Mob thefts rock retail. What can stores do?
U.S. retailers have experienced a rash of highly orchestrated and alarming smash-and-grab thefts recently, notably in California’s Bay Area and Chicago.
Around 80 looters flooded a Nordstrom location in Walnut Creek, CA, on Saturday, stealing armfuls of merchandise and attacking employees with a flurry of punches, kicks and pepper spray, according to NBC News. The raid took only one minute. Looters parked their cars to block the street before carrying out the smash-and-grab.
The previous day an even more widespread episode of mob looting and vandalism struck San Francisco’s Union Square neighborhood, according to ABC News. Louis Vuitton, Burberry and Bloomingdale’s numbered among the 10 retailers targeted in that wave of smash-and-grabs.
Malls in Hayward and San Jose were struck on Sunday by mobs of hammer-wielding looters who ransacked a jewelry store and a Lululemon location, according to the San Francisco Chronicle. Jim Dudley, a lecturer at San Francisco State University’s department of criminal justice studies, told the Chronicle that the raids did not appear to be politically motivated and confirmed that there did seem to be an uptick in smash-and-grab style theft occurring.
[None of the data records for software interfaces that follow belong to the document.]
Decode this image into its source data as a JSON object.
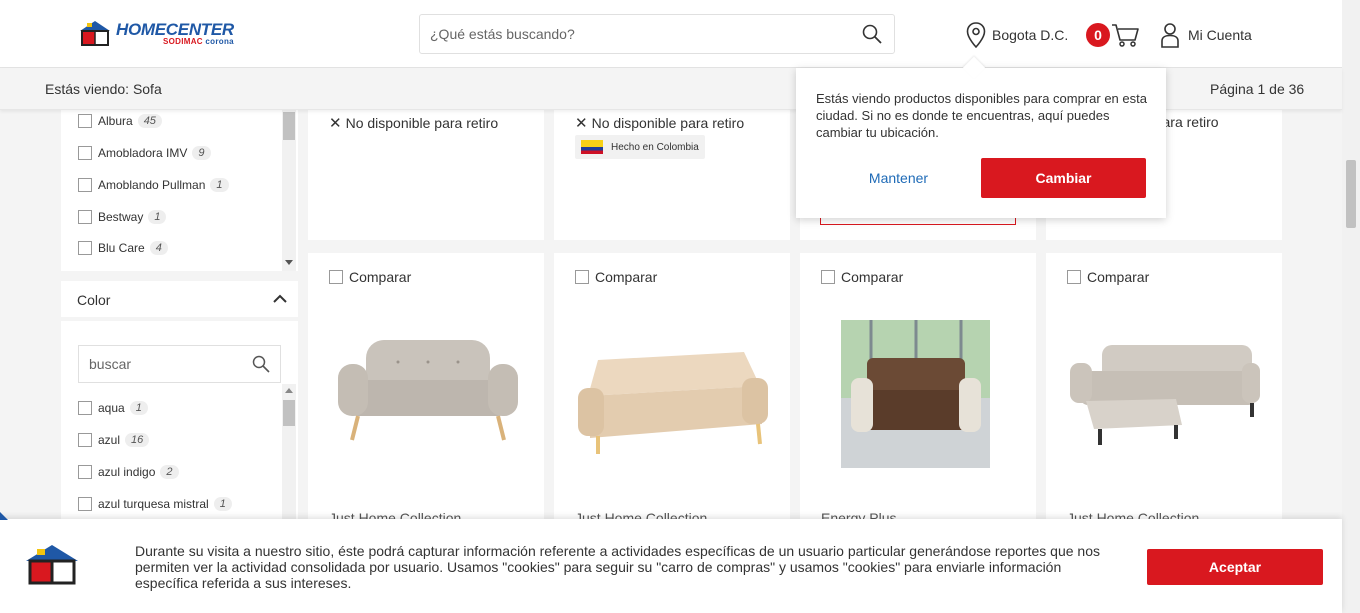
{
  "header": {
    "logo_text": "HOMECENTER",
    "logo_sub1": "SODIMAC",
    "logo_sub2": "corona",
    "search_placeholder": "¿Qué estás buscando?",
    "location": "Bogota D.C.",
    "cart_count": "0",
    "account_label": "Mi Cuenta"
  },
  "subbar": {
    "viewing": "Estás viendo: Sofa",
    "page": "Página 1 de 36"
  },
  "brand_filter": {
    "items": [
      {
        "label": "Albura",
        "count": "45"
      },
      {
        "label": "Amobladora IMV",
        "count": "9"
      },
      {
        "label": "Amoblando Pullman",
        "count": "1"
      },
      {
        "label": "Bestway",
        "count": "1"
      },
      {
        "label": "Blu Care",
        "count": "4"
      }
    ]
  },
  "color_filter": {
    "title": "Color",
    "search_placeholder": "buscar",
    "items": [
      {
        "label": "aqua",
        "count": "1"
      },
      {
        "label": "azul",
        "count": "16"
      },
      {
        "label": "azul indigo",
        "count": "2"
      },
      {
        "label": "azul turquesa mistral",
        "count": "1"
      }
    ]
  },
  "top_cards": {
    "not_available": "No disponible para retiro",
    "made_in": "Hecho en Colombia"
  },
  "products": [
    {
      "compare": "Comparar",
      "brand": "Just Home Collection"
    },
    {
      "compare": "Comparar",
      "brand": "Just Home Collection"
    },
    {
      "compare": "Comparar",
      "brand": "Energy Plus"
    },
    {
      "compare": "Comparar",
      "brand": "Just Home Collection"
    }
  ],
  "popup": {
    "message": "Estás viendo productos disponibles para comprar en esta ciudad. Si no es donde te encuentras, aquí puedes cambiar tu ubicación.",
    "keep": "Mantener",
    "change": "Cambiar"
  },
  "cookie": {
    "text": "Durante su visita a nuestro sitio, éste podrá capturar información referente a actividades específicas de un usuario particular generándose reportes que nos permiten ver la actividad consolidada por usuario. Usamos \"cookies\" para seguir su \"carro de compras\" y usamos \"cookies\" para enviarle información específica referida a sus intereses.",
    "accept": "Aceptar"
  },
  "colors": {
    "brand_blue": "#1f58a6",
    "brand_red": "#d9181f",
    "link_blue": "#1f6bb7"
  }
}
Further east, the Neiman Marcus store in Chicago’s Magnificent Mile luxury shopping district was robbed on Friday by three carloads of people, according to the Chicago Tribune. Another store had its window broken.
Both the Bay Area and Chicago have experienced significant increases in retail crime over the past year.
The Magnificent Mile has seen such a high rate of theft that in October police issued a formal warning, according to CBS Chicago. Some retail tenants have vacated the area, and a stretch of North Michigan Avenue remains vacant.
Some retailers in San Francisco had taken steps to try to reduce the impact of organized retail crime. Walgreens, for instance, announced in October the closure of five San Francisco stores frequently targeted by organized theft rings, according to The New York Times.
In 2020 the National Retail Federation (NRF) ranked these cities among the worst for retail crime along with Los Angeles, Miami, New York, Baltimore, Atlanta, Washington, D.C., and Philadelphia.
- Dozens of looters rush California Nordstrom store – NBC News
- Packs of thieves hit stores in Walnut Creek, Hayward, San Jose. Are they tied to Union Square heists? – San Francisco Chronicle
- Unacceptable’: Mayor Breed says changes will be coming to SF after brazen Union Square robbery – ABC News
- 2 stores damaged, 1 hit by thieves Friday evening – Chicago Tribune
- Magnificent Mile: More Trouble For Area That Was Once A Crown Jewel Of American Retail – CBS Chicago
- Walgreens to Close 5 Stores in San Francisco, Citing ‘Organized’ Shoplifting – NY Times
- Organized theft is turning San Francisco into retail’s Wild West – RetailWire
DISCUSSION QUESTIONS: Do you expect to see more smash-and-grab thefts and, if so, how should retailers prepare for it? Is there anything the industry can do to curtail this type of behavior?